“In the short term, during the next couple of quarters, Windows CE is the best available platform,” said Michael Rayfield, general manager of mobile business at Nvidia. Given that more than 90 percent of netbook sales are devices that run Windows XP, Nvidia’s Tegra smartbooks—and the others that lack full Windows support—could be a tough sell. “Netbooks were originally going to liberate us from the tyranny of Windows and open the gates for Linux, but we all saw how that shaped up,” said Michael Gartenberg, vice president of strategy and analysis at Interpret. “A full-featured Microsoft OS is the super-set right now, providing no compromises, which most consumers want when interacting with a laptop-looking device.” On the other hand, because smartbooks are keenly focused on getting consumers online, the OS may not be as relevant. “Most of the activity centers around e-mail, Facebook, YouTube and other Web-based applications,” argued Bob Morris, ARM’s director of mobile computing. “As consumers increasingly demand a more mobile computing experience, are they really going to care that these devices are running Linux so long as the OS is easy to use?” If anyone can counter the marquee draw that Windows has, it’s Google’s new Chrome operating system, which will emphasize Web-based applications and target netbooks and smartbooks when it launches during the second half of next year. “Android and Chrome could be the saving grace [of smartbooks],” said Tim Bajarin, president of Creative Strategies. Necessary 3G Ingredient Beyond catching the eye of Google and others, smartbooks have caught the attention of telecom partners that can provide the 3G connection smartbooks were built to offer. “There’s new interest in the connected marketplace, and we like this hybrid category and the names that are involved here,” said Michael Stice, vice president of emerging devices for AT&T’s mobility and consumer markets division. For AT&T, the more devices that are connecting to its network, the better. But all the major carriers recognize that consumers will not be willing to fork over more than one $60-per-month data fee. “We are considering a service plan and rate that could include a number of devices to give customers a choice of payment,” Stice added. We think [3G payment options] will be the element that busts this category open.” There are other connectivity options.
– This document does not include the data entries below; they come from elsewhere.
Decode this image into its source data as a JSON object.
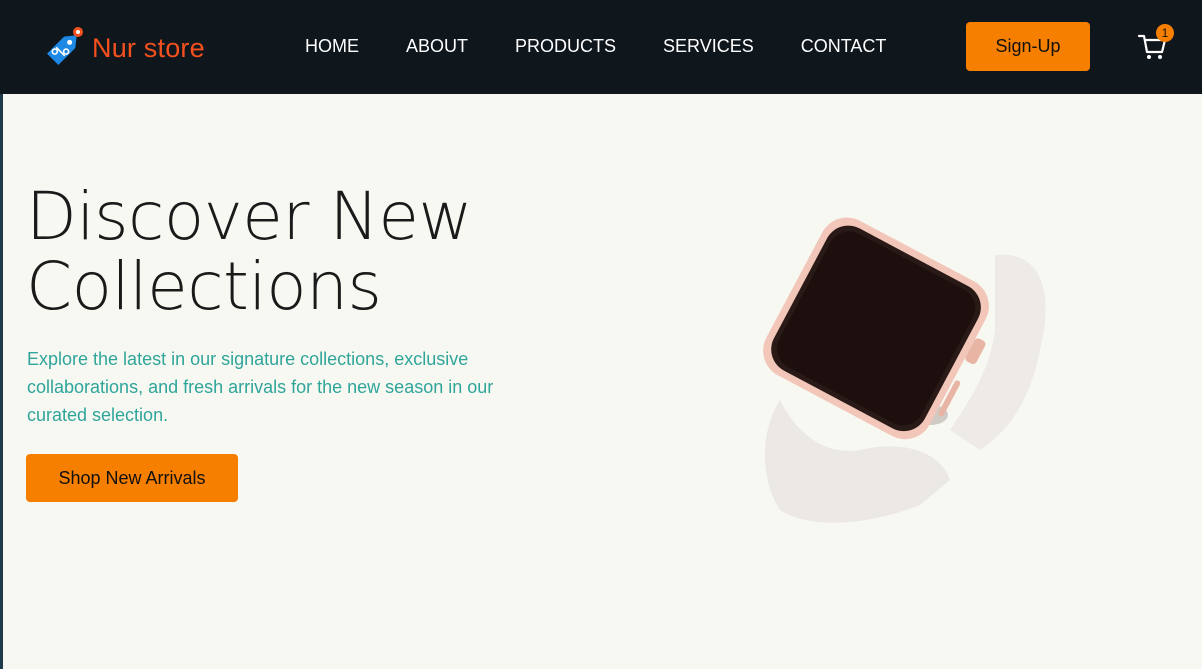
{
  "header": {
    "logo_text": "Nur store",
    "nav": [
      "HOME",
      "ABOUT",
      "PRODUCTS",
      "SERVICES",
      "CONTACT"
    ],
    "signup_label": "Sign-Up",
    "cart_count": "1"
  },
  "hero": {
    "title_line1": "Discover New",
    "title_line2": "Collections",
    "description": "Explore the latest in our signature collections, exclusive collaborations, and fresh arrivals for the new season in our curated selection.",
    "cta_label": "Shop New Arrivals",
    "product_image": "smartwatch-image"
  },
  "colors": {
    "header_bg": "#0f161c",
    "brand": "#f4511e",
    "accent": "#f77f00",
    "text_teal": "#2fa59a",
    "page_bg": "#f8f8f3"
  }
}
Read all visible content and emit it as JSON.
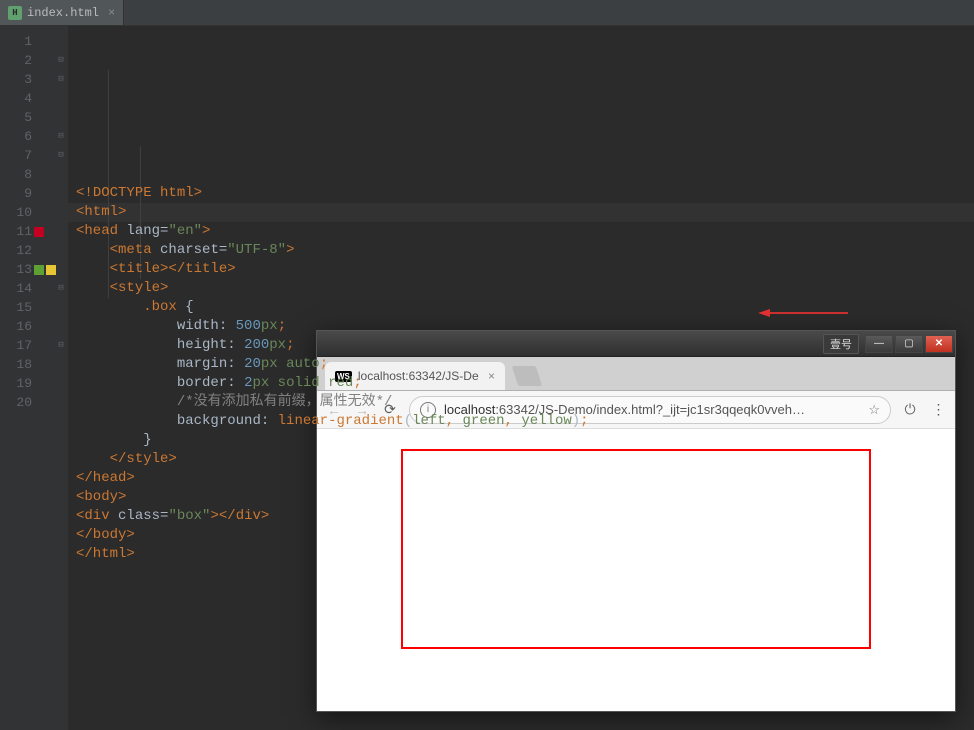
{
  "editor": {
    "tab": {
      "filename": "index.html"
    },
    "lines": [
      "1",
      "2",
      "3",
      "4",
      "5",
      "6",
      "7",
      "8",
      "9",
      "10",
      "11",
      "12",
      "13",
      "14",
      "15",
      "16",
      "17",
      "18",
      "19",
      "20"
    ]
  },
  "code": {
    "doctype_open": "<!",
    "doctype_name": "DOCTYPE",
    "doctype_space_html": " html",
    "doctype_close": ">",
    "html_open": "<html>",
    "head_open_name": "head",
    "head_attr_lang": "lang",
    "head_attr_lang_val": "\"en\"",
    "meta_name": "meta",
    "meta_attr_charset": "charset",
    "meta_attr_charset_val": "\"UTF-8\"",
    "title_open": "<title>",
    "title_close": "</title>",
    "style_open": "<style>",
    "style_close": "</style>",
    "selector_box": ".box ",
    "brace_open": "{",
    "brace_close": "}",
    "prop_width": "width",
    "val_width_num": "500",
    "val_width_unit": "px",
    "prop_height": "height",
    "val_height_num": "200",
    "val_height_unit": "px",
    "prop_margin": "margin",
    "val_margin_num": "20",
    "val_margin_unit": "px",
    "val_margin_auto": " auto",
    "prop_border": "border",
    "val_border_num": "2",
    "val_border_unit": "px",
    "val_border_solid": " solid",
    "val_border_red": " red",
    "comment_line": "/*没有添加私有前缀，属性无效*/",
    "prop_bg": "background",
    "val_bg_func": "linear-gradient",
    "val_bg_args_left": "left",
    "val_bg_args_green": "green",
    "val_bg_args_yellow": "yellow",
    "head_close": "</head>",
    "body_open": "<body>",
    "div_name": "div",
    "div_attr_class": "class",
    "div_attr_class_val": "\"box\"",
    "body_close": "</body>",
    "html_close": "</html>",
    "colon": ":",
    "semi": ";",
    "comma": ", ",
    "paren_open": "(",
    "paren_close": ")",
    "lt": "<",
    "gt": ">",
    "slash": "/",
    "eq": "="
  },
  "browser": {
    "window_label": "壹号",
    "tab_title": "localhost:63342/JS-De",
    "url_host": "localhost",
    "url_rest": ":63342/JS-Demo/index.html?_ijt=jc1sr3qqeqk0vveh…"
  }
}
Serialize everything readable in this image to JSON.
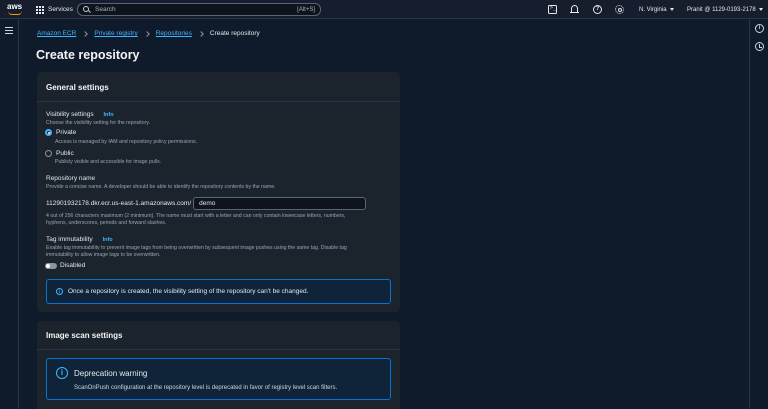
{
  "topnav": {
    "brand": "aws",
    "services_label": "Services",
    "search_placeholder": "Search",
    "search_shortcut": "[Alt+S]",
    "region": "N. Virginia",
    "account": "Pranit @ 1129-0193-2178"
  },
  "breadcrumb": {
    "items": [
      "Amazon ECR",
      "Private registry",
      "Repositories"
    ],
    "current": "Create repository"
  },
  "page": {
    "title": "Create repository"
  },
  "general": {
    "header": "General settings",
    "visibility": {
      "label": "Visibility settings",
      "info": "Info",
      "desc": "Choose the visibility setting for the repository.",
      "private_label": "Private",
      "private_desc": "Access is managed by IAM and repository policy permissions.",
      "public_label": "Public",
      "public_desc": "Publicly visible and accessible for image pulls.",
      "selected": "Private"
    },
    "repo_name": {
      "label": "Repository name",
      "desc": "Provide a concise name. A developer should be able to identify the repository contents by the name.",
      "prefix": "112901932178.dkr.ecr.us-east-1.amazonaws.com/",
      "value": "demo",
      "hint_line1": "4 out of 256 characters maximum (2 minimum). The name must start with a letter and can only contain lowercase letters, numbers,",
      "hint_line2": "hyphens, underscores, periods and forward slashes."
    },
    "tag_immutability": {
      "label": "Tag immutability",
      "info": "Info",
      "desc_line1": "Enable tag immutability to prevent image tags from being overwritten by subsequent image pushes using the same tag. Disable tag",
      "desc_line2": "immutability to allow image tags to be overwritten.",
      "toggle_label": "Disabled",
      "enabled": false
    },
    "alert": "Once a repository is created, the visibility setting of the repository can't be changed."
  },
  "scan": {
    "header": "Image scan settings",
    "warning_title": "Deprecation warning",
    "warning_body": "ScanOnPush configuration at the repository level is deprecated in favor of registry level scan filters."
  },
  "colors": {
    "accent": "#42b4ff",
    "background": "#0f1b2a",
    "panel": "#1b232d",
    "info_border": "#0972d3",
    "aws_orange": "#ff9900"
  }
}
For instance, Sprint and Verizon Wireless sell the MiFi 2200 Intelligent Mobile Hotspot, a personal hotspot that rebroadcasts a 3G connection as a Wi-Fi signal for multiple devices. But if the point of smartbooks is always-on connectivity, the carriers will have to make good on these so-called family data plans in order for the category to gain traction, and quickly. Skittish Manufacturers Although the carriers and processor and software makers all seem gung-ho about the potential of smartbooks, the most important piece of the puzzle is getting device makers to produce them. At press time, no first-tier notebook manufacturer had announced a smartbook for 2009. In fact, ASUS CEO Jerry Shen shelved its initiative in August, saying, “I don’t see a clear market for smartbooks.” For Sony’s Mike Abary, senior vice president of the company’s information technology products division, there’s reason to be skeptical. “If it’s in a clamshell form factor, there is an expectation that this device is a notebook,” Abary said. “I don’t care if it’s called a smartbook. The consumer will expect the same experience they get on a netbook or notebook. If you don’t duplicate the same experience on smartbooks, then it won’t sell.” Intrepret’s Gartenberg agrees. “The smartbook falls into no man’s land—between laptop, netbook, and high-end smart phone,” he said. “It’s the ultimate tweener device, and that has been rejected by consumers time and time again.” But not everyone thinks smartbooks are a dumb idea. “There is a bifurcation of netbooks versus smartbooks happening,” argued Creative Strategies’ Bajarin. “Devices that have a cellular plan and are tolerably priced will be able to do things that consumers weren’t able to do before with netbooks.” Either way, connectivity-craving individuals such as Tony will be the ones who decide if smartbooks can enhance the mobile computing experience.